David Keyes is specializing on terrorism at the Jerusalem Center for Public Affairs and is assisting Dr. Dore Gold. His most recent Jerusalem Viewpoints, “Will a Gaza ‘Hamas-stan’ Become a Future al-Qaeda Sanctuary?” (November 2004), was co-authored with Maj.-Gen. (res.) Yaakov Amidror.

About Amb. Dore Gold

Ambassador Dore Gold has served as President of the Jerusalem Center for Public Affairs since 2000. From June 2015 until October 2016 he served as Director-General of the Israel Ministry of Foreign Affairs. Previously he served as Foreign Policy Advisor to Prime Minister Benjamin Netanyahu, Israel’s Ambassador to the UN (1997-1999), and as an advisor to Prime Minister Ariel Sharon.

About David Keyes

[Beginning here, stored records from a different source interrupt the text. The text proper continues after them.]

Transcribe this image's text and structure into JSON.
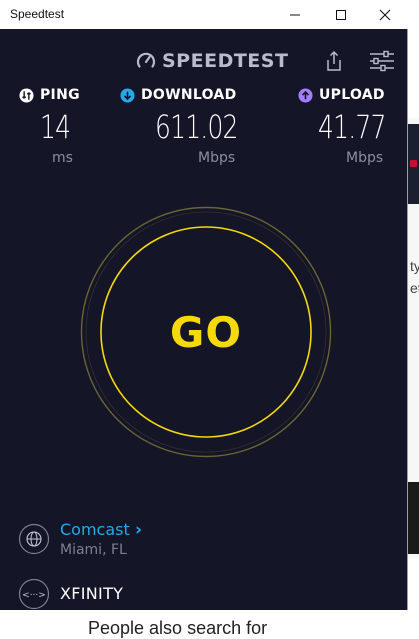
{
  "window": {
    "title": "Speedtest"
  },
  "header": {
    "brand": "SPEEDTEST"
  },
  "metrics": {
    "ping": {
      "label": "PING",
      "value": "14",
      "unit": "ms"
    },
    "download": {
      "label": "DOWNLOAD",
      "value": "611.02",
      "unit": "Mbps"
    },
    "upload": {
      "label": "UPLOAD",
      "value": "41.77",
      "unit": "Mbps"
    }
  },
  "go_button": {
    "label": "GO"
  },
  "isp": {
    "name": "Comcast",
    "location": "Miami, FL"
  },
  "host": {
    "name": "XFINITY"
  },
  "background": {
    "bottom_text": "People also search for",
    "glyph_1": "ty",
    "glyph_2": "et"
  },
  "colors": {
    "app_background": "#141526",
    "go_yellow": "#f5d90a",
    "ring_outer": "#6b6433",
    "ring_inner": "#f5d90a",
    "download_accent": "#27a8e8",
    "upload_accent": "#a77dff",
    "isp_link": "#27a8e8"
  },
  "icons": {
    "ping": "ping-icon",
    "download": "download-arrow-icon",
    "upload": "upload-arrow-icon",
    "share": "share-icon",
    "settings": "settings-sliders-icon",
    "isp": "globe-icon",
    "host": "server-link-icon"
  }
}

David Keyes, an expert on terrorism, is executive director of Advancing Human Rights,